If you’ve ever seen Ricky Skaggs hold court onstage, you’ll find his memoir, Kentucky Traveler: My Life in Music, has a similarly folksy feel. It’s well-stocked with stories, like the one about his first encounter with moonshine on Ralph Stanley’s bus and that time he introduced Bill Monroe to the concept of a music video. The moral of the stories — and there is one in this case — is that Skaggs’ heart remains with his humble upbringing, unwavering faith and bluegrass inheritance, and he credits that with making him who he is.
Unruly tunes, longhaired styles and larger-than-life personas drew Willie Nelson-and Jerry Jeff Walker-loving hippies and rednecks to the same music halls in Austin decades ago. In Progressive Country: How the 1970s Transformed the Texan in Popular Culture, author Jason Mellard unpacks how that movement helped redefine what masculinity looked like in the Lone Star State.

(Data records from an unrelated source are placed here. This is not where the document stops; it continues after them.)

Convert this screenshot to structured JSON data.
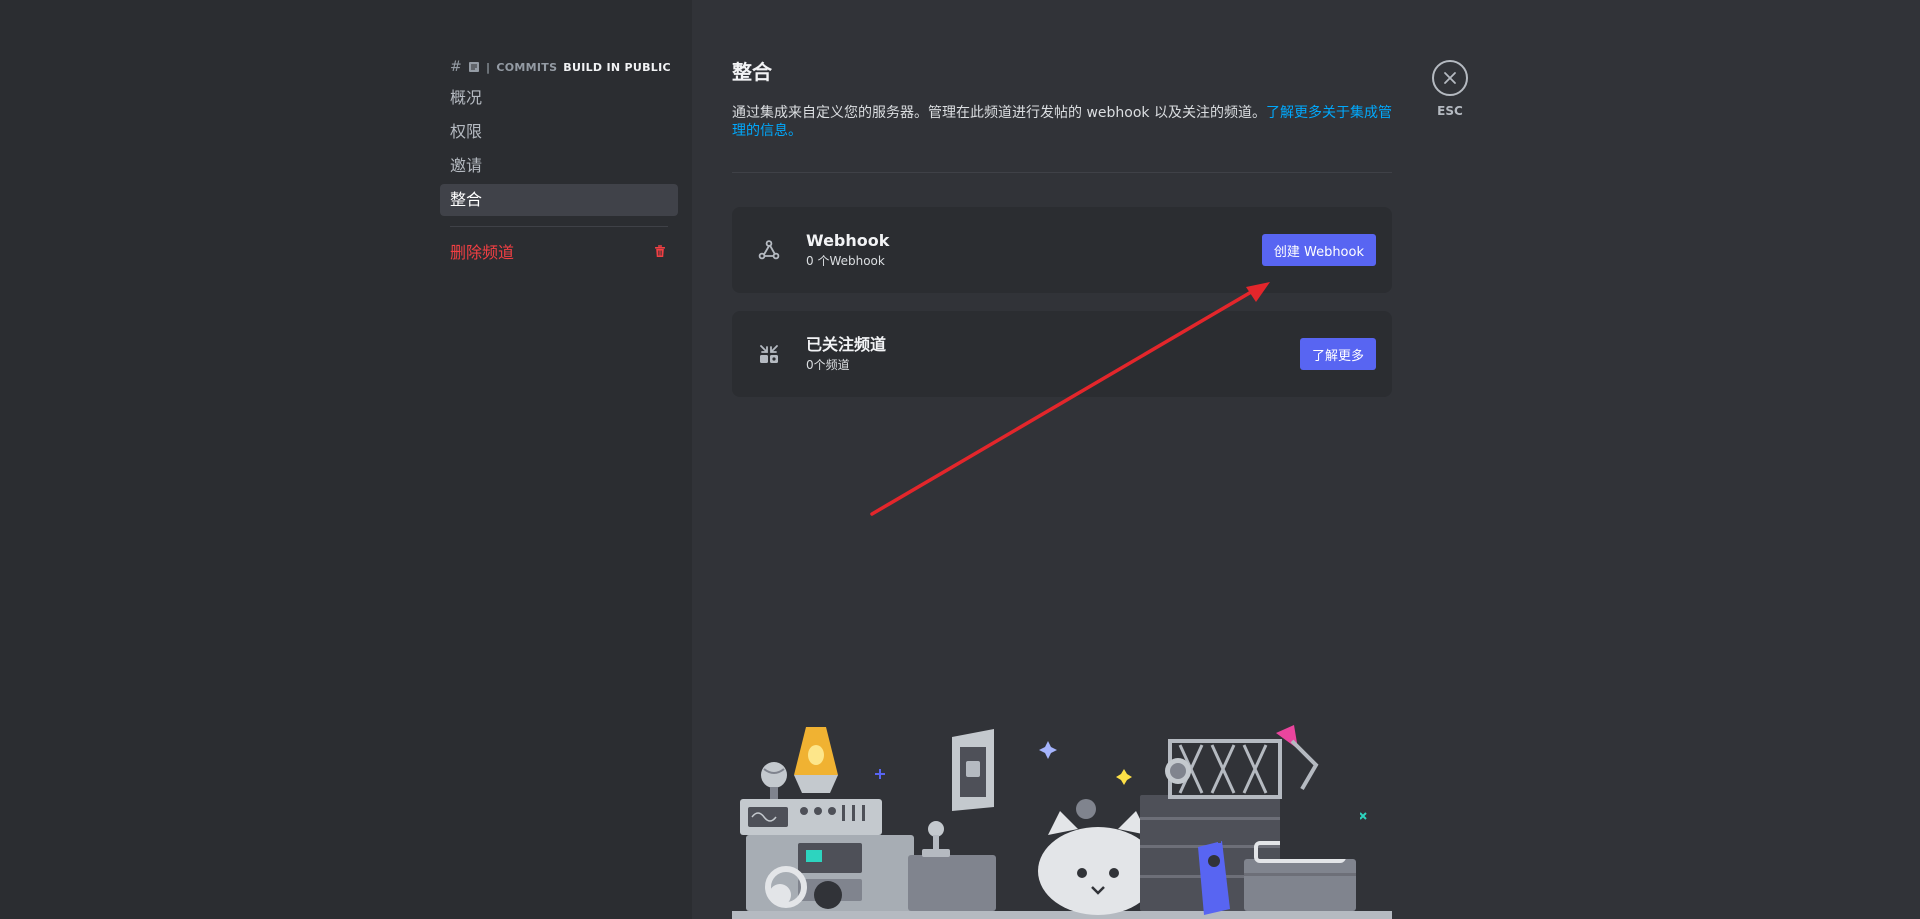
{
  "sidebar": {
    "channel_header": {
      "hash": "#",
      "separator": "|",
      "category": "COMMITS",
      "channel": "BUILD IN PUBLIC"
    },
    "items": [
      {
        "label": "概况"
      },
      {
        "label": "权限"
      },
      {
        "label": "邀请"
      },
      {
        "label": "整合",
        "active": true
      }
    ],
    "delete_label": "删除频道"
  },
  "main": {
    "title": "整合",
    "description": "通过集成来自定义您的服务器。管理在此频道进行发帖的 webhook 以及关注的频道。",
    "description_link": "了解更多关于集成管理的信息。",
    "cards": [
      {
        "title": "Webhook",
        "subtitle": "0 个Webhook",
        "button": "创建 Webhook",
        "icon": "webhook-icon"
      },
      {
        "title": "已关注频道",
        "subtitle": "0个频道",
        "button": "了解更多",
        "icon": "followed-channels-icon"
      }
    ]
  },
  "close": {
    "label": "ESC"
  },
  "colors": {
    "accent": "#5865f2",
    "danger": "#f23f43",
    "link": "#00a8fc",
    "annotation_arrow": "#e3262b"
  }
}
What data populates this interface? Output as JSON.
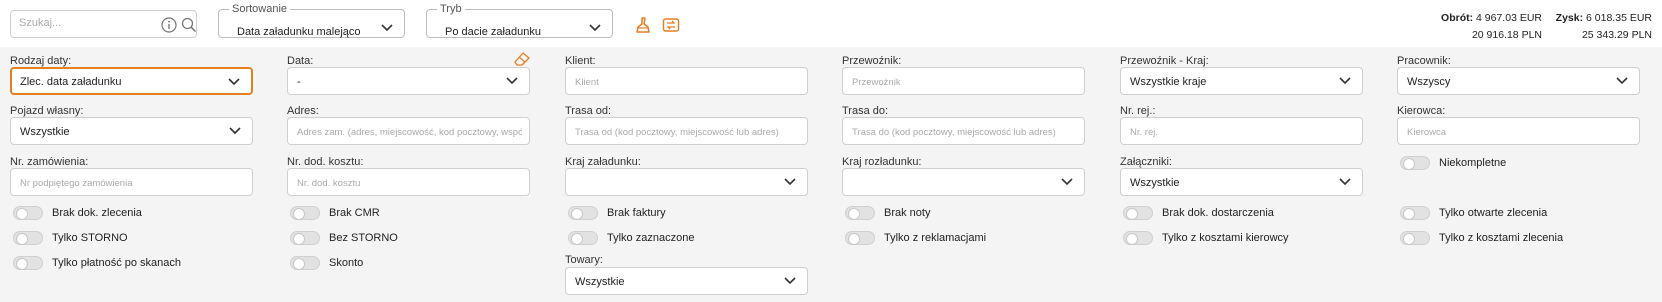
{
  "search": {
    "placeholder": "Szukaj..."
  },
  "sorting": {
    "legend": "Sortowanie",
    "value": "Data załadunku malejąco"
  },
  "mode": {
    "legend": "Tryb",
    "value": "Po dacie załadunku"
  },
  "totals": {
    "turnover_label": "Obrót:",
    "turnover_eur": "4 967.03 EUR",
    "turnover_pln": "20 916.18 PLN",
    "profit_label": "Zysk:",
    "profit_eur": "6 018.35 EUR",
    "profit_pln": "25 343.29 PLN"
  },
  "fields": {
    "date_type": {
      "label": "Rodzaj daty:",
      "value": "Zlec. data załadunku"
    },
    "date": {
      "label": "Data:",
      "value": "-"
    },
    "client": {
      "label": "Klient:",
      "placeholder": "Klient"
    },
    "carrier": {
      "label": "Przewoźnik:",
      "placeholder": "Przewoźnik"
    },
    "carrier_country": {
      "label": "Przewoźnik - Kraj:",
      "value": "Wszystkie kraje"
    },
    "employee": {
      "label": "Pracownik:",
      "value": "Wszyscy"
    },
    "own_vehicle": {
      "label": "Pojazd własny:",
      "value": "Wszystkie"
    },
    "address": {
      "label": "Adres:",
      "placeholder": "Adres zam. (adres, miejscowość, kod pocztowy, współrzędn"
    },
    "route_from": {
      "label": "Trasa od:",
      "placeholder": "Trasa od (kod pocztowy, miejscowość lub adres)"
    },
    "route_to": {
      "label": "Trasa do:",
      "placeholder": "Trasa do (kod pocztowy, miejscowość lub adres)"
    },
    "reg_no": {
      "label": "Nr. rej.:",
      "placeholder": "Nr. rej."
    },
    "driver": {
      "label": "Kierowca:",
      "placeholder": "Kierowca"
    },
    "order_no": {
      "label": "Nr. zamówienia:",
      "placeholder": "Nr podpiętego zamówienia"
    },
    "extra_cost_no": {
      "label": "Nr. dod. kosztu:",
      "placeholder": "Nr. dod. kosztu"
    },
    "loading_country": {
      "label": "Kraj załadunku:",
      "value": ""
    },
    "unloading_country": {
      "label": "Kraj rozładunku:",
      "value": ""
    },
    "attachments": {
      "label": "Załączniki:",
      "value": "Wszystkie"
    },
    "goods": {
      "label": "Towary:",
      "value": "Wszystkie"
    }
  },
  "toggles": {
    "incomplete": "Niekompletne",
    "no_order_doc": "Brak dok. zlecenia",
    "no_cmr": "Brak CMR",
    "no_invoice": "Brak faktury",
    "no_note": "Brak noty",
    "no_delivery_doc": "Brak dok. dostarczenia",
    "only_open": "Tylko otwarte zlecenia",
    "only_storno": "Tylko STORNO",
    "without_storno": "Bez STORNO",
    "only_marked": "Tylko zaznaczone",
    "only_complaints": "Tylko z reklamacjami",
    "only_driver_costs": "Tylko z kosztami kierowcy",
    "only_order_costs": "Tylko z kosztami zlecenia",
    "only_scan_payment": "Tylko płatność po skanach",
    "discount": "Skonto"
  },
  "colors": {
    "accent": "#e67e22",
    "panel": "#f4f4f4"
  }
}
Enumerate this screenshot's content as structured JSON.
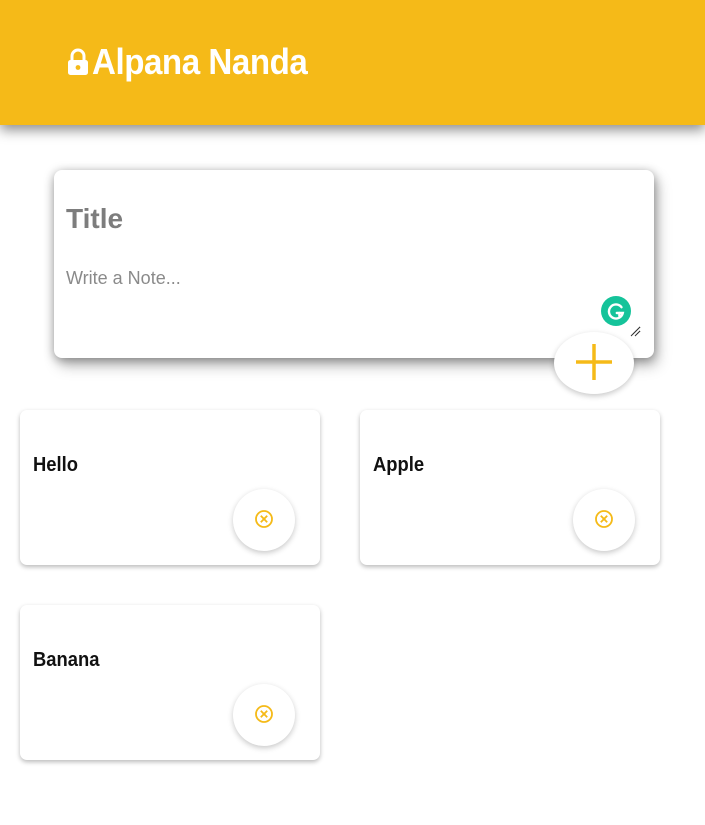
{
  "header": {
    "title": "Alpana Nanda",
    "icon": "lock-icon"
  },
  "composer": {
    "title_placeholder": "Title",
    "note_placeholder": "Write a Note...",
    "add_icon": "plus-icon"
  },
  "notes": [
    {
      "title": "Hello"
    },
    {
      "title": "Apple"
    },
    {
      "title": "Banana"
    }
  ],
  "colors": {
    "accent": "#f5ba18",
    "header_text": "#ffffff",
    "placeholder": "#7d7d7d",
    "grammarly": "#15c39a"
  }
}
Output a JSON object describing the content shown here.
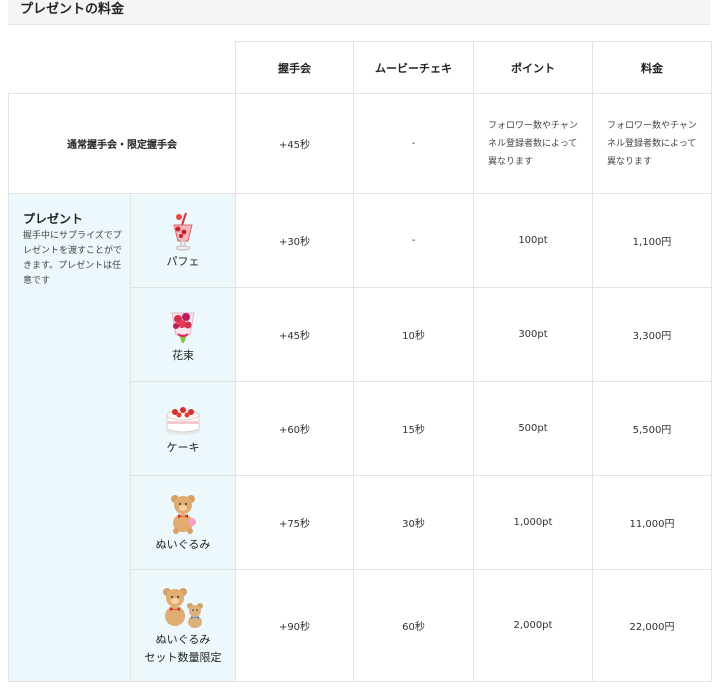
{
  "title": "プレゼントの料金",
  "columns": [
    "握手会",
    "ムービーチェキ",
    "ポイント",
    "料金"
  ],
  "normal_row": {
    "label": "通常握手会・限定握手会",
    "cells": [
      "+45秒",
      "-",
      "フォロワー数やチャンネル登録者数によって異なります",
      "フォロワー数やチャンネル登録者数によって異なります"
    ]
  },
  "present": {
    "title": "プレゼント",
    "description": "握手中にサプライズでプレゼントを渡すことができます。プレゼントは任意です",
    "items": [
      {
        "name": "パフェ",
        "sub": "",
        "icon": "parfait-icon",
        "cells": [
          "+30秒",
          "-",
          "100pt",
          "1,100円"
        ]
      },
      {
        "name": "花束",
        "sub": "",
        "icon": "bouquet-icon",
        "cells": [
          "+45秒",
          "10秒",
          "300pt",
          "3,300円"
        ]
      },
      {
        "name": "ケーキ",
        "sub": "",
        "icon": "cake-icon",
        "cells": [
          "+60秒",
          "15秒",
          "500pt",
          "5,500円"
        ]
      },
      {
        "name": "ぬいぐるみ",
        "sub": "",
        "icon": "teddy-bear-icon",
        "cells": [
          "+75秒",
          "30秒",
          "1,000pt",
          "11,000円"
        ]
      },
      {
        "name": "ぬいぐるみ",
        "sub": "セット数量限定",
        "icon": "teddy-bear-set-icon",
        "cells": [
          "+90秒",
          "60秒",
          "2,000pt",
          "22,000円"
        ]
      }
    ]
  },
  "colors": {
    "accent_bg": "#edf8fd",
    "border": "#e2e2e2",
    "heading_bg": "#f5f5f5"
  }
}
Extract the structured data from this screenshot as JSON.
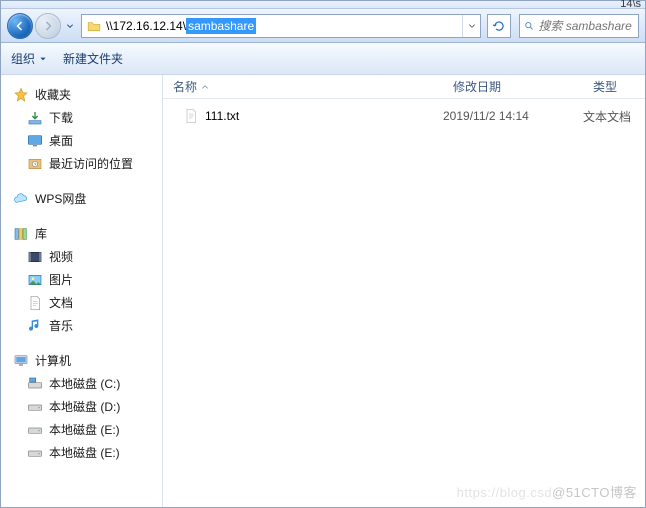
{
  "titlebar": {
    "fragment": "14\\s"
  },
  "address": {
    "plain": "\\\\172.16.12.14\\",
    "highlighted": "sambashare"
  },
  "search": {
    "placeholder": "搜索 sambashare"
  },
  "toolbar": {
    "organize": "组织",
    "new_folder": "新建文件夹"
  },
  "sidebar": {
    "favorites": {
      "label": "收藏夹",
      "items": [
        {
          "label": "下载"
        },
        {
          "label": "桌面"
        },
        {
          "label": "最近访问的位置"
        }
      ]
    },
    "wps": {
      "label": "WPS网盘"
    },
    "libraries": {
      "label": "库",
      "items": [
        {
          "label": "视频"
        },
        {
          "label": "图片"
        },
        {
          "label": "文档"
        },
        {
          "label": "音乐"
        }
      ]
    },
    "computer": {
      "label": "计算机",
      "items": [
        {
          "label": "本地磁盘 (C:)"
        },
        {
          "label": "本地磁盘 (D:)"
        },
        {
          "label": "本地磁盘 (E:)"
        },
        {
          "label": "本地磁盘 (E:)"
        }
      ]
    }
  },
  "columns": {
    "name": "名称",
    "date": "修改日期",
    "type": "类型"
  },
  "files": [
    {
      "name": "111.txt",
      "date": "2019/11/2 14:14",
      "type": "文本文档"
    }
  ],
  "watermark": {
    "faint": "https://blog.csd",
    "bold": "@51CTO博客"
  }
}
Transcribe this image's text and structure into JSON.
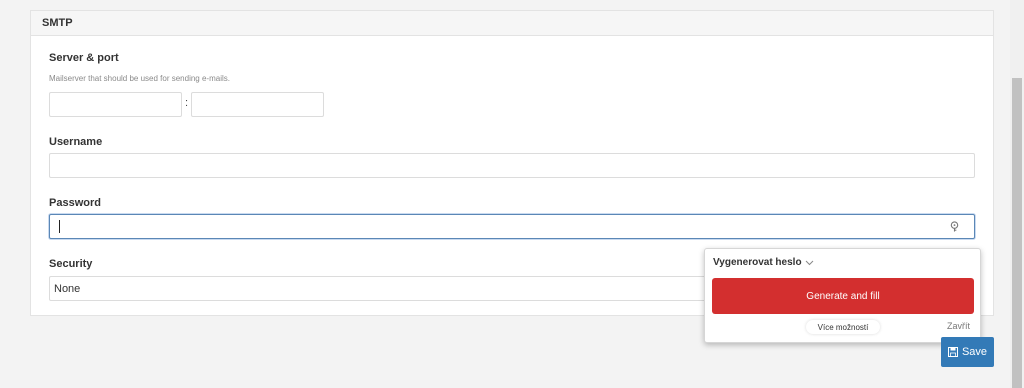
{
  "section": {
    "title": "SMTP"
  },
  "server": {
    "label": "Server & port",
    "help": "Mailserver that should be used for sending e-mails.",
    "host_value": "",
    "port_value": "",
    "separator": ":"
  },
  "username": {
    "label": "Username",
    "value": ""
  },
  "password": {
    "label": "Password",
    "value": ""
  },
  "security": {
    "label": "Security",
    "value": "None"
  },
  "password_manager": {
    "title": "Vygenerovat heslo",
    "generate_label": "Generate and fill",
    "more_options_label": "Více možností",
    "close_label": "Zavřít"
  },
  "actions": {
    "save_label": "Save"
  },
  "colors": {
    "primary": "#337ab7",
    "generate": "#d32f2f",
    "focus_border": "#5b87b6"
  },
  "icons": {
    "key": "key-icon",
    "save": "floppy-disk-icon",
    "chevron": "chevron-down-icon"
  }
}
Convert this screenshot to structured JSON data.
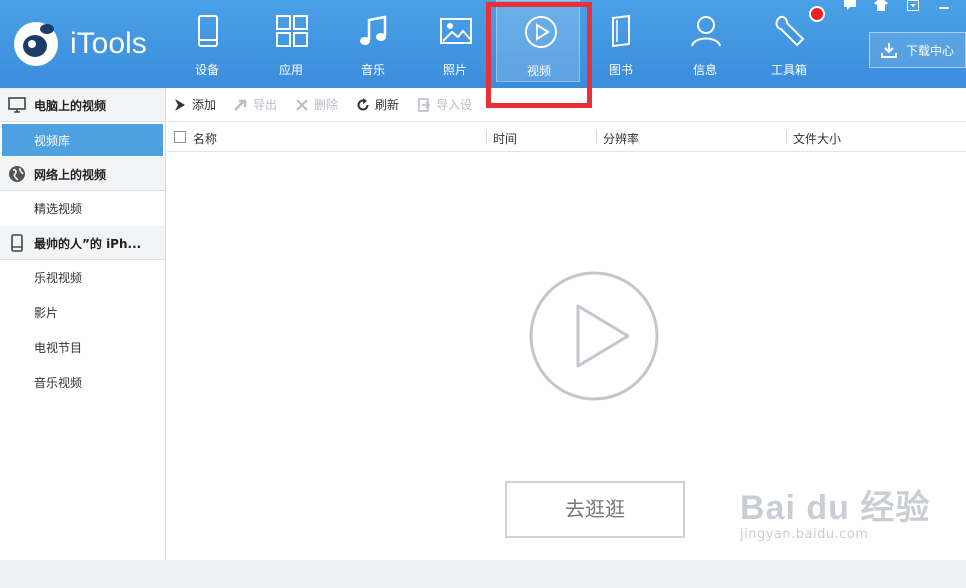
{
  "app": {
    "name": "iTools"
  },
  "nav": {
    "items": [
      {
        "label": "设备",
        "icon": "device-icon"
      },
      {
        "label": "应用",
        "icon": "apps-icon"
      },
      {
        "label": "音乐",
        "icon": "music-icon"
      },
      {
        "label": "照片",
        "icon": "photo-icon"
      },
      {
        "label": "视频",
        "icon": "video-play-icon",
        "active": true
      },
      {
        "label": "图书",
        "icon": "book-icon"
      },
      {
        "label": "信息",
        "icon": "user-icon"
      },
      {
        "label": "工具箱",
        "icon": "wrench-icon"
      }
    ],
    "download_center": "下载中心"
  },
  "sidebar": {
    "groups": [
      {
        "title": "电脑上的视频",
        "icon": "monitor-icon",
        "items": [
          "视频库"
        ]
      },
      {
        "title": "网络上的视频",
        "icon": "globe-icon",
        "items": [
          "精选视频"
        ]
      },
      {
        "title": "最帅的人”的 iPh...",
        "icon": "phone-icon",
        "items": [
          "乐视视频",
          "影片",
          "电视节目",
          "音乐视频"
        ]
      }
    ],
    "active_item": "视频库"
  },
  "toolbar": {
    "add": "添加",
    "export": "导出",
    "delete": "删除",
    "refresh": "刷新",
    "import": "导入设"
  },
  "table": {
    "columns": [
      "名称",
      "时间",
      "分辨率",
      "文件大小"
    ]
  },
  "empty_state": {
    "button": "去逛逛"
  },
  "watermark": {
    "main": "Bai du 经验",
    "sub": "jingyan.baidu.com"
  },
  "colors": {
    "header": "#3b8ddc",
    "active_sidebar": "#4da1e0",
    "highlight_box": "#e8303a"
  }
}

Phil Madeira’s God on the Rocks: Distilling Religion, Savoring Faith expresses something of the opposite sentiment. Madeira is the songwriter and Emmylou Harris sideman who assembled last year’s ecumenical Americana album Mercyland. In this memoir of sorts, he reflects on how he began life as a Baptist preacher’s kid in New Hampshire and wound up finding spiritual fulfillment in Southern-incubated blues and barroom communion.
Peter Guralnick’s books have long been considered essential reads, so thorough is his research on the towering and forgotten figures of country, gospel, soul and rock ’n’ roll. His first two music volumes — Feel Like Going Home: Portraits in Blues and Rock ’n’ Roll, which offers chapters on Charlie Rich, Howlin’ Wolf and Sam Phillips, and Lost Highway: Journeys and Arrivals of American Musicians, which is organized under honky-tonk, rockabilly, outlaw country and urban blues headings — have been reissued as e-books, complete with new chapters and video content.
The work of early music critics has begun to get the attention it deserves, from an Ellen Willis essay collection to the host of admiring remembrances in the wake of Chet Flippo’s passing this year. In Writing the Record: The Village Voice and the Birth of Rock Criticism, Devon Powers deftly takes up the deeper question of how popular music, and the geographical scenes and cultural moments that feed it, came to be taken seriously in the first place. It’s especially timely stuff, given how radically and rapidly the journalistic landscape is changing.